Michael Kempson’s recent oeuvre ‘Child’s Play’ consists of a single dominant image comprising 38 stuffed animals for children, while the remaining works comprise each of these caricatured animals in an individual setting. While the animals are themselves captivatingly charming, they look more like coveted collector’s items, so detailed and imaginative are the ‘toys’. As it stands, each animal represents the nation where it is found most prolifically and at two ends of the spectrum sit the panda and the bald eagle, representing China and the US almost as sentinels of this happy universe. At once the image takes on a sinister quality and the nagging subversive element beings to erode the happy playfulness that we encountered at first glance.
Michael Kempson is an intrepid artist and not just in his practice. He has travelled to most parts of the globe in his aspiration to interact with artists and printmakers. His particular interest lies in working with artists who have not interpolated with the particulars of printmaking and the results are almost always exciting and unexpected. For this, Kempson generates printmaking research projects, in which he is a collaborative partner, in his position as Director of Cicada Press, a research group at UNSW Art & Design that functions as an educationally focused custom-printing workshop. He has worked with approximately 170
significant Australian and International artists and his curatorial experience has involved 51 exhibitions in Australia, Thailand, New Zealand, Taiwan, Pakistan, Korea, Japan, UAE, USA, Canada and China.
Born in Kapunda, South Australia in 1961, Michael Kempson has developed a broad printmaking practice in Australia and the Asia/Pacific region which envelops his roles as artist, curator, master printer and academic. Kempson is currently a Senior Lecturer and Convenor of Printmaking Studies at The University of New South Wales Art & Design in Sydney, a visiting Professor at the Xi’an Academy of Fine Art in China and the International Member at Large for the US based Southern Graphics Council International for 2014 to 2016. Kempson has had more than 26 solo exhibitions and over 200 group exhibitions nationally and internationally. He was invited to exhibit at the 22nd International Biennial of Graphic Art in Ljubljana in 1997 and his show titled Seen/Unseen – Michael Kempson/A Survey of Prints at V.M. Art Gallery in Karachi, Pakistan in 2010 was a huge success. In 2014 he was a commissioned artist for the Print Council of Australia Member Print and was curated for Kyoto Hanga 2014: Australia and Japan at the Kyoto Municipal Museum in Japan.

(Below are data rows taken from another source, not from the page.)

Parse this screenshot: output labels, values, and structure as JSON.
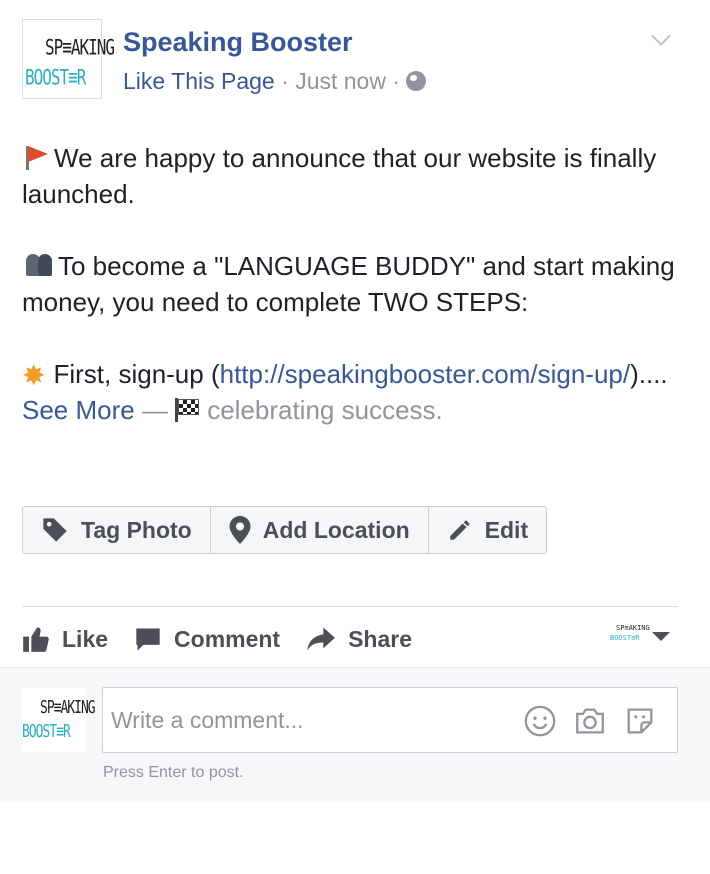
{
  "post": {
    "page_name": "Speaking Booster",
    "logo_top": "SP≡AKING",
    "logo_bottom": "BOOST≡R",
    "like_link": "Like This Page",
    "separator": " · ",
    "timestamp": "Just now",
    "body": {
      "line1": "We are happy to announce that our website is finally launched.",
      "line2": "To become a \"LANGUAGE BUDDY\" and start making money, you need to complete TWO STEPS:",
      "line3_prefix": "First, sign-up (",
      "line3_url": "http://speakingbooster.com/sign-up/",
      "line3_suffix": ")....",
      "see_more": "See More",
      "dash": " — ",
      "feeling": "celebrating success."
    }
  },
  "toolbar": {
    "tag_photo": "Tag Photo",
    "add_location": "Add Location",
    "edit": "Edit"
  },
  "actions": {
    "like": "Like",
    "comment": "Comment",
    "share": "Share",
    "actor_logo_top": "SP≡AKING",
    "actor_logo_bottom": "BOOST≡R"
  },
  "comment": {
    "placeholder": "Write a comment...",
    "hint": "Press Enter to post.",
    "logo_top": "SP≡AKING",
    "logo_bottom": "BOOST≡R"
  },
  "colors": {
    "link": "#365899",
    "muted": "#90949c",
    "text": "#1d2129",
    "logo_teal": "#2ab0c2"
  }
}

The source of Kempson’s inspiration for his newest oeuvre came from an artist’s residency program at Sydney’s Taronga Zoo, a wonderful haven for local animals. But instead of taking inspiration from the animals themselves, Kempson in his inherently oblique manner chose instead the plush toys found in the Zoo’s souvenir shop. From there he went on to discover the many birds and animals that are representative of various countries, some of them so esoteric (consider the Xoloitzcuintli, which is a Mexican dog) that we are positively unable to decipher them all. In that sense, the images stimulate a sense of playfulness, an incitement to competitiveness; a need to outdo in the pursuit of trivia
But we realize soon enough that Kempson’s dialectic is geopolitical rather than personal or communal and the stringent balance and equilibrium that he maintains in the image that contains all 38 plush toys, is exactly antithetical to the chaos that rules the present world. In the image there is serenity and order and a lack of alliances, coalitions and hegemonies — an absolute contrast to the realities of geopolitics as we know it. On Kempson’s map, countries are not broken into categories of First and Third World units of deprivation and abundance. Also countries belonging to what have come to be universally recognized as the Axis of Evil as labelled by George W Bush are quite sardonically represented in Kempson’s image – Iran is depicted as the Persian Cat and North Korea is the Chollima or the mythical winged horse, an important symbol for North Koreans. In this way the political ramifications of the toys become intriguing narratives, some enjoyable, benign and amusing, others more complex but none sinister.
Kempson’s all encompassing satirical geopolitical stage in which countries are the players disguised in the garb of stuffed animals for children offers us the rare possibility of global thinking without the dismissiveness of reductivism or the the whimsy of generalization. Perhaps it is not the artist’s goal but Kempson’s effort to find the animal of import to each country with sensitivity and understanding leads us to believe that in the vastness of the map of the world, he is able to discover the small matters of consequence – an instinct that would do well when people of power are faced with larger issues of globalization and geopolitics.